Logger: NCSA

Also known as the Common log format (CLF). This is a standard format produced by many web servers and read by many log analysis tools. Some of the fields specified by the format might actually be missing if the information that should be logged is not present. These fields will simply be replaced by "hyphens" ("-"), which is the standard behavior.

This log format contains only basic HTTP access information: the requested resource and a few other pieces of information, but does not contain referral, user agent, or cookie information.

The fields in the Common log file format are:

 host rfc1413 username date:time request statuscode bytes

A log file produced by this logger will look more or less like this:

Each field of this log entry is described below.

host (::ffff:

This is the remote host’s IP (the client IP) or host/subdomain. It corresponds to the address of the device requesting the information. If a proxy sever exists between the user and the server, this address will correspond to the proxy instead of the machine actually requesting data.

rfc1413 (-)
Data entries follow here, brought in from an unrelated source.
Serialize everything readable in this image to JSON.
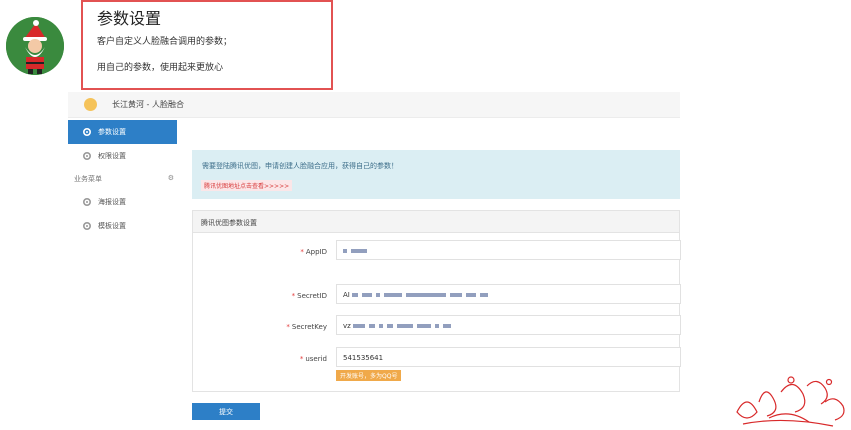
{
  "callout": {
    "title": "参数设置",
    "line1": "客户自定义人脸融合调用的参数；",
    "line2": "用自己的参数，使用起来更放心"
  },
  "header": {
    "brand": "长江黄河 - 人脸融合"
  },
  "sidebar": {
    "items": [
      {
        "label": "参数设置",
        "icon": "gear-icon",
        "active": true
      },
      {
        "label": "权限设置",
        "icon": "gear-icon",
        "active": false
      }
    ],
    "group_label": "业务菜单",
    "group_items": [
      {
        "label": "海报设置",
        "icon": "gear-icon"
      },
      {
        "label": "模板设置",
        "icon": "gear-icon"
      }
    ]
  },
  "notice": {
    "message": "需要登陆腾讯优图，申请创建人脸融合应用，获得自己的参数！",
    "link": "腾讯优图地址点击查看>>>>>"
  },
  "form": {
    "title": "腾讯优图参数设置",
    "fields": [
      {
        "label": "AppID",
        "value": ""
      },
      {
        "label": "SecretID",
        "value": "AI"
      },
      {
        "label": "SecretKey",
        "value": "vz"
      },
      {
        "label": "userid",
        "value": "541535641"
      }
    ],
    "hint": "开发账号，多为QQ号",
    "submit_label": "提交"
  },
  "colors": {
    "accent": "#2d7fc7",
    "callout_border": "#e25252",
    "notice_bg": "#dbeef3",
    "hint_bg": "#f0a94a"
  }
}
Missing piece of information. In this case it is the RFC 1413 identity of the client determined by identd on the clients machine, which is highly unreliable and should not be trusted anyway.

user (-)

This is the username or UID of the person requesting the document as determined by HTTP authentication. Since the document is not password protected, it is not present in this case. If it is present, the value should not be trusted until the user is actually authenticated.

date:time timezone ([11/Aug/2008:14:18:14 +0000])

The time when the server processed the request. The format is:

[day/month/year:hour:minute:second zone]

+ - day = 2*digit - month = 3*letter - year = 4*digit - hour = 2*digit - minute = 2*digit - second = 2*digit - zone = (‘+’ | ‘-’) 4*digit

request"GET /index.html HTTP/1.1"

The request from the client is given in double quotes, and contains the method used by the client (GET), the requested resource (/index.html) and the protocol (HTTP/1.1).


Status code sent back to the client. In this case it indicates a successful response. The full list of possible status codes can be found in the HTTP specification (RFC2616, section 10).


The last entry is the size returned to the client excluding the response headers. This will be "-" if no content is returned. To log "0" for no content, use %B instead.